__Task directions__. Exact copy, no pictures: output each line below as it stands.

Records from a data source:
◇ ◇ ◇ ◇ ◇

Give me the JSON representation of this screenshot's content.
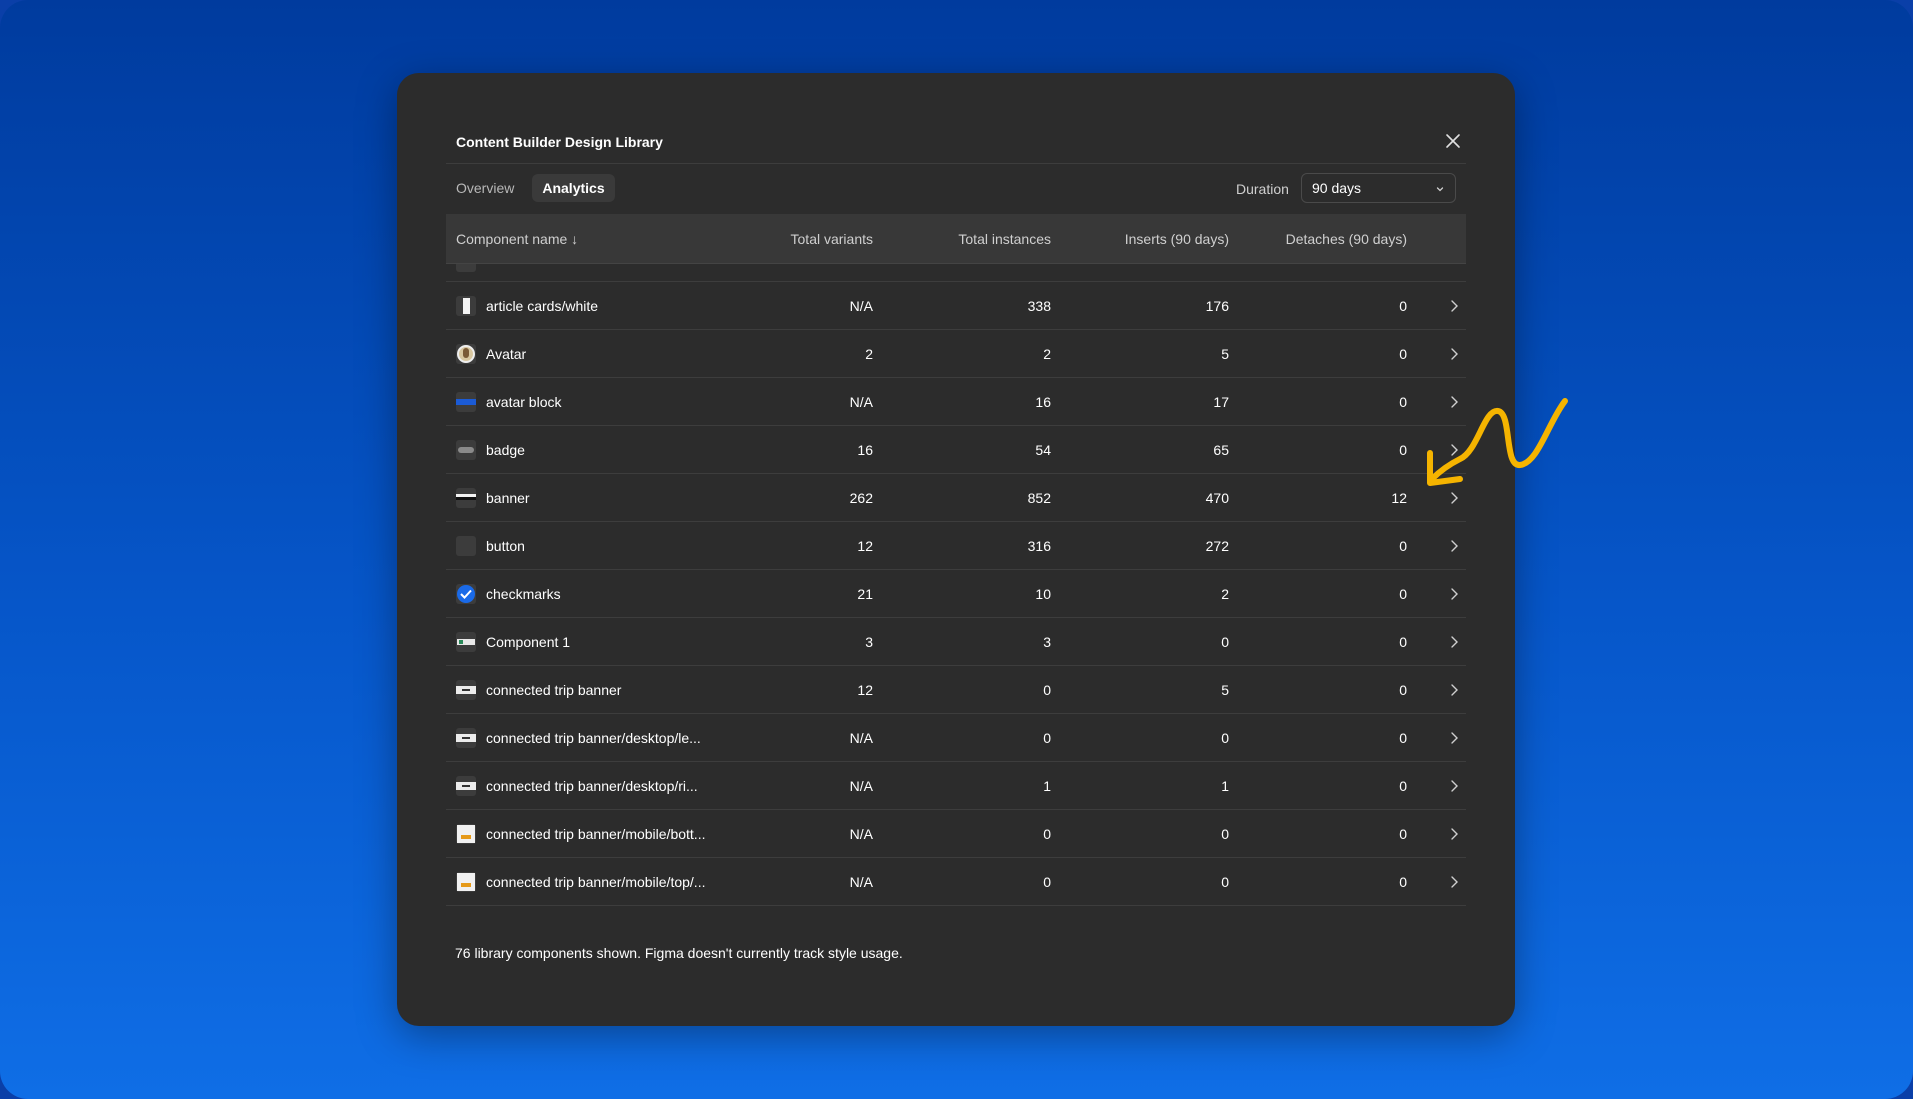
{
  "modal": {
    "title": "Content Builder Design Library",
    "tabs": [
      {
        "label": "Overview",
        "active": false
      },
      {
        "label": "Analytics",
        "active": true
      }
    ],
    "duration_label": "Duration",
    "duration_value": "90 days"
  },
  "table": {
    "columns": {
      "name": "Component name ↓",
      "variants": "Total variants",
      "instances": "Total instances",
      "inserts": "Inserts (90 days)",
      "detaches": "Detaches (90 days)"
    },
    "rows": [
      {
        "name": "article cards/white",
        "variants": "N/A",
        "instances": "338",
        "inserts": "176",
        "detaches": "0",
        "icon": "white-card-thumbnail"
      },
      {
        "name": "Avatar",
        "variants": "2",
        "instances": "2",
        "inserts": "5",
        "detaches": "0",
        "icon": "avatar-thumbnail"
      },
      {
        "name": "avatar block",
        "variants": "N/A",
        "instances": "16",
        "inserts": "17",
        "detaches": "0",
        "icon": "blue-block-thumbnail"
      },
      {
        "name": "badge",
        "variants": "16",
        "instances": "54",
        "inserts": "65",
        "detaches": "0",
        "icon": "badge-thumbnail"
      },
      {
        "name": "banner",
        "variants": "262",
        "instances": "852",
        "inserts": "470",
        "detaches": "12",
        "icon": "banner-thumbnail"
      },
      {
        "name": "button",
        "variants": "12",
        "instances": "316",
        "inserts": "272",
        "detaches": "0",
        "icon": "button-thumbnail"
      },
      {
        "name": "checkmarks",
        "variants": "21",
        "instances": "10",
        "inserts": "2",
        "detaches": "0",
        "icon": "checkmark-thumbnail"
      },
      {
        "name": "Component 1",
        "variants": "3",
        "instances": "3",
        "inserts": "0",
        "detaches": "0",
        "icon": "component-thumbnail"
      },
      {
        "name": "connected trip banner",
        "variants": "12",
        "instances": "0",
        "inserts": "5",
        "detaches": "0",
        "icon": "trip-banner-thumbnail"
      },
      {
        "name": "connected trip banner/desktop/le...",
        "variants": "N/A",
        "instances": "0",
        "inserts": "0",
        "detaches": "0",
        "icon": "trip-banner-thumbnail"
      },
      {
        "name": "connected trip banner/desktop/ri...",
        "variants": "N/A",
        "instances": "1",
        "inserts": "1",
        "detaches": "0",
        "icon": "trip-banner-thumbnail"
      },
      {
        "name": "connected trip banner/mobile/bott...",
        "variants": "N/A",
        "instances": "0",
        "inserts": "0",
        "detaches": "0",
        "icon": "mobile-banner-thumbnail"
      },
      {
        "name": "connected trip banner/mobile/top/...",
        "variants": "N/A",
        "instances": "0",
        "inserts": "0",
        "detaches": "0",
        "icon": "mobile-banner-thumbnail"
      }
    ]
  },
  "footer": "76 library components shown. Figma doesn't currently track style usage.",
  "colors": {
    "background_top": "#003b9e",
    "background_bottom": "#0f6ee6",
    "modal": "#2c2c2c",
    "annotation": "#f5b400"
  }
}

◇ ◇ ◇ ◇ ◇

__Solution to this exercise__.
Give me the JSON representation of this screenshot's content.
{
  "modal": {
    "title": "Content Builder Design Library",
    "tabs": [
      {
        "label": "Overview",
        "active": false
      },
      {
        "label": "Analytics",
        "active": true
      }
    ],
    "duration_label": "Duration",
    "duration_value": "90 days"
  },
  "table": {
    "columns": {
      "name": "Component name ↓",
      "variants": "Total variants",
      "instances": "Total instances",
      "inserts": "Inserts (90 days)",
      "detaches": "Detaches (90 days)"
    },
    "rows": [
      {
        "name": "article cards/white",
        "variants": "N/A",
        "instances": "338",
        "inserts": "176",
        "detaches": "0",
        "icon": "white-card-thumbnail"
      },
      {
        "name": "Avatar",
        "variants": "2",
        "instances": "2",
        "inserts": "5",
        "detaches": "0",
        "icon": "avatar-thumbnail"
      },
      {
        "name": "avatar block",
        "variants": "N/A",
        "instances": "16",
        "inserts": "17",
        "detaches": "0",
        "icon": "blue-block-thumbnail"
      },
      {
        "name": "badge",
        "variants": "16",
        "instances": "54",
        "inserts": "65",
        "detaches": "0",
        "icon": "badge-thumbnail"
      },
      {
        "name": "banner",
        "variants": "262",
        "instances": "852",
        "inserts": "470",
        "detaches": "12",
        "icon": "banner-thumbnail"
      },
      {
        "name": "button",
        "variants": "12",
        "instances": "316",
        "inserts": "272",
        "detaches": "0",
        "icon": "button-thumbnail"
      },
      {
        "name": "checkmarks",
        "variants": "21",
        "instances": "10",
        "inserts": "2",
        "detaches": "0",
        "icon": "checkmark-thumbnail"
      },
      {
        "name": "Component 1",
        "variants": "3",
        "instances": "3",
        "inserts": "0",
        "detaches": "0",
        "icon": "component-thumbnail"
      },
      {
        "name": "connected trip banner",
        "variants": "12",
        "instances": "0",
        "inserts": "5",
        "detaches": "0",
        "icon": "trip-banner-thumbnail"
      },
      {
        "name": "connected trip banner/desktop/le...",
        "variants": "N/A",
        "instances": "0",
        "inserts": "0",
        "detaches": "0",
        "icon": "trip-banner-thumbnail"
      },
      {
        "name": "connected trip banner/desktop/ri...",
        "variants": "N/A",
        "instances": "1",
        "inserts": "1",
        "detaches": "0",
        "icon": "trip-banner-thumbnail"
      },
      {
        "name": "connected trip banner/mobile/bott...",
        "variants": "N/A",
        "instances": "0",
        "inserts": "0",
        "detaches": "0",
        "icon": "mobile-banner-thumbnail"
      },
      {
        "name": "connected trip banner/mobile/top/...",
        "variants": "N/A",
        "instances": "0",
        "inserts": "0",
        "detaches": "0",
        "icon": "mobile-banner-thumbnail"
      }
    ]
  },
  "footer": "76 library components shown. Figma doesn't currently track style usage.",
  "colors": {
    "background_top": "#003b9e",
    "background_bottom": "#0f6ee6",
    "modal": "#2c2c2c",
    "annotation": "#f5b400"
  }
}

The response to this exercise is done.